> _THE PROBLEM_: Your response should consist of the entries below, reproduced exactly and without their images.

> _DATASET CONTENT_:
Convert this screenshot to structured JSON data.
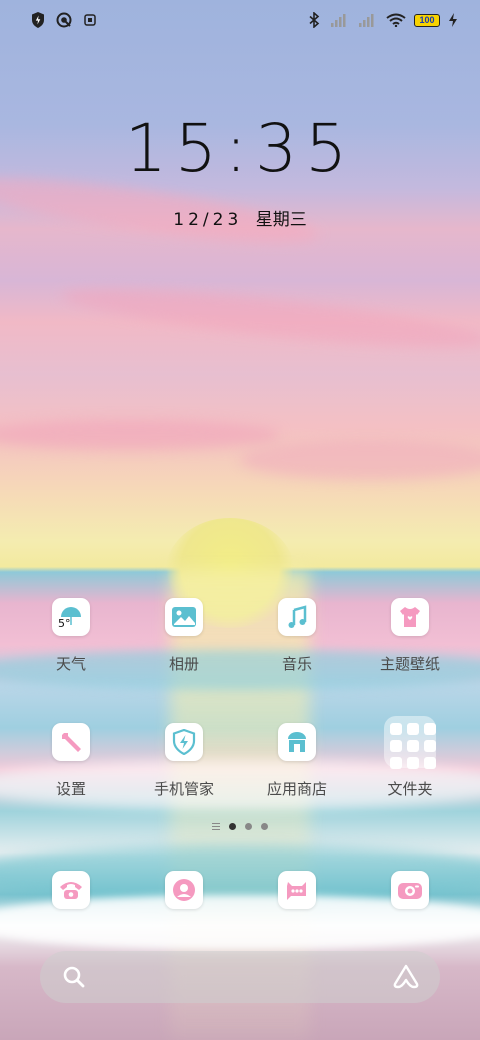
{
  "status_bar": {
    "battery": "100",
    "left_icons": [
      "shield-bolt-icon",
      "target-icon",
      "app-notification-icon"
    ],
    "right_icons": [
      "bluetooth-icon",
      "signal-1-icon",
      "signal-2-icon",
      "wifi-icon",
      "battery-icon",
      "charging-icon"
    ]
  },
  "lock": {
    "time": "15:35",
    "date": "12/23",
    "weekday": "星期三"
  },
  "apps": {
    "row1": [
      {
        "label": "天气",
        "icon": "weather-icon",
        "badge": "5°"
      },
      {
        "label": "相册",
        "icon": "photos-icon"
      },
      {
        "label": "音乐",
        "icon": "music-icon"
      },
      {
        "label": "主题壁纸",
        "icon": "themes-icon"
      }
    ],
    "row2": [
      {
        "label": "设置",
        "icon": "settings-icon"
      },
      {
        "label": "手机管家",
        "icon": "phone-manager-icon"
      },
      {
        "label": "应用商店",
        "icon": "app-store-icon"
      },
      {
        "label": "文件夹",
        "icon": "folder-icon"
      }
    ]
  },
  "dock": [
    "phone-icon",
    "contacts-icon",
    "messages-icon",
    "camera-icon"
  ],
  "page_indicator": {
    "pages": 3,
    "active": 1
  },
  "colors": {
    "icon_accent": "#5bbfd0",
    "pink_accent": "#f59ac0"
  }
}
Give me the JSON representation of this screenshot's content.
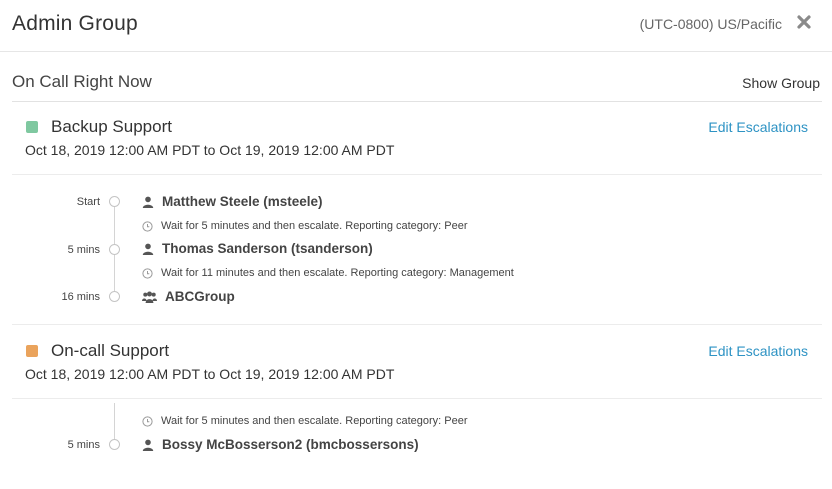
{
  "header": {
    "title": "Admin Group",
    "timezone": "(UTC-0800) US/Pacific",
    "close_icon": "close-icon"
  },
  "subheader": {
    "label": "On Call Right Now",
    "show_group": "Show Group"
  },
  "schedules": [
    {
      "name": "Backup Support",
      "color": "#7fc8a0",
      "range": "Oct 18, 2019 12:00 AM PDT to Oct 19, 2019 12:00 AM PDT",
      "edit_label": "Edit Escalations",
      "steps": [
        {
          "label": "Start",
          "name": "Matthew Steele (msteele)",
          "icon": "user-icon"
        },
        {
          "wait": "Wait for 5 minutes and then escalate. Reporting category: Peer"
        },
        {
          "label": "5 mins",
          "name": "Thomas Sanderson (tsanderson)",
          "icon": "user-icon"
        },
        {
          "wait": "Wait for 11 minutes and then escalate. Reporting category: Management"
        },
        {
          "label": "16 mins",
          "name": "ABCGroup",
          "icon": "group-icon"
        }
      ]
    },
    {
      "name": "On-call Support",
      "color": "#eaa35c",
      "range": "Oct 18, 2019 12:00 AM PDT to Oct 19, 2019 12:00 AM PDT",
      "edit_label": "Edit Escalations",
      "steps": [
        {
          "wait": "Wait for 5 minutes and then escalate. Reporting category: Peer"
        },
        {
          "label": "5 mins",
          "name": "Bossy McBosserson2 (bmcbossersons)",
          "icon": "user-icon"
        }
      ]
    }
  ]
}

> _RESULT BELOW_:
Convert this screenshot to structured JSON data.
{
  "status_bar": {
    "battery": "100",
    "left_icons": [
      "shield-bolt-icon",
      "target-icon",
      "app-notification-icon"
    ],
    "right_icons": [
      "bluetooth-icon",
      "signal-1-icon",
      "signal-2-icon",
      "wifi-icon",
      "battery-icon",
      "charging-icon"
    ]
  },
  "lock": {
    "time": "15:35",
    "date": "12/23",
    "weekday": "星期三"
  },
  "apps": {
    "row1": [
      {
        "label": "天气",
        "icon": "weather-icon",
        "badge": "5°"
      },
      {
        "label": "相册",
        "icon": "photos-icon"
      },
      {
        "label": "音乐",
        "icon": "music-icon"
      },
      {
        "label": "主题壁纸",
        "icon": "themes-icon"
      }
    ],
    "row2": [
      {
        "label": "设置",
        "icon": "settings-icon"
      },
      {
        "label": "手机管家",
        "icon": "phone-manager-icon"
      },
      {
        "label": "应用商店",
        "icon": "app-store-icon"
      },
      {
        "label": "文件夹",
        "icon": "folder-icon"
      }
    ]
  },
  "dock": [
    "phone-icon",
    "contacts-icon",
    "messages-icon",
    "camera-icon"
  ],
  "page_indicator": {
    "pages": 3,
    "active": 1
  },
  "colors": {
    "icon_accent": "#5bbfd0",
    "pink_accent": "#f59ac0"
  }
}
Give me the JSON representation of this screenshot's content.
{
  "header": {
    "title": "Admin Group",
    "timezone": "(UTC-0800) US/Pacific",
    "close_icon": "close-icon"
  },
  "subheader": {
    "label": "On Call Right Now",
    "show_group": "Show Group"
  },
  "schedules": [
    {
      "name": "Backup Support",
      "color": "#7fc8a0",
      "range": "Oct 18, 2019 12:00 AM PDT to Oct 19, 2019 12:00 AM PDT",
      "edit_label": "Edit Escalations",
      "steps": [
        {
          "label": "Start",
          "name": "Matthew Steele (msteele)",
          "icon": "user-icon"
        },
        {
          "wait": "Wait for 5 minutes and then escalate. Reporting category: Peer"
        },
        {
          "label": "5 mins",
          "name": "Thomas Sanderson (tsanderson)",
          "icon": "user-icon"
        },
        {
          "wait": "Wait for 11 minutes and then escalate. Reporting category: Management"
        },
        {
          "label": "16 mins",
          "name": "ABCGroup",
          "icon": "group-icon"
        }
      ]
    },
    {
      "name": "On-call Support",
      "color": "#eaa35c",
      "range": "Oct 18, 2019 12:00 AM PDT to Oct 19, 2019 12:00 AM PDT",
      "edit_label": "Edit Escalations",
      "steps": [
        {
          "wait": "Wait for 5 minutes and then escalate. Reporting category: Peer"
        },
        {
          "label": "5 mins",
          "name": "Bossy McBosserson2 (bmcbossersons)",
          "icon": "user-icon"
        }
      ]
    }
  ]
}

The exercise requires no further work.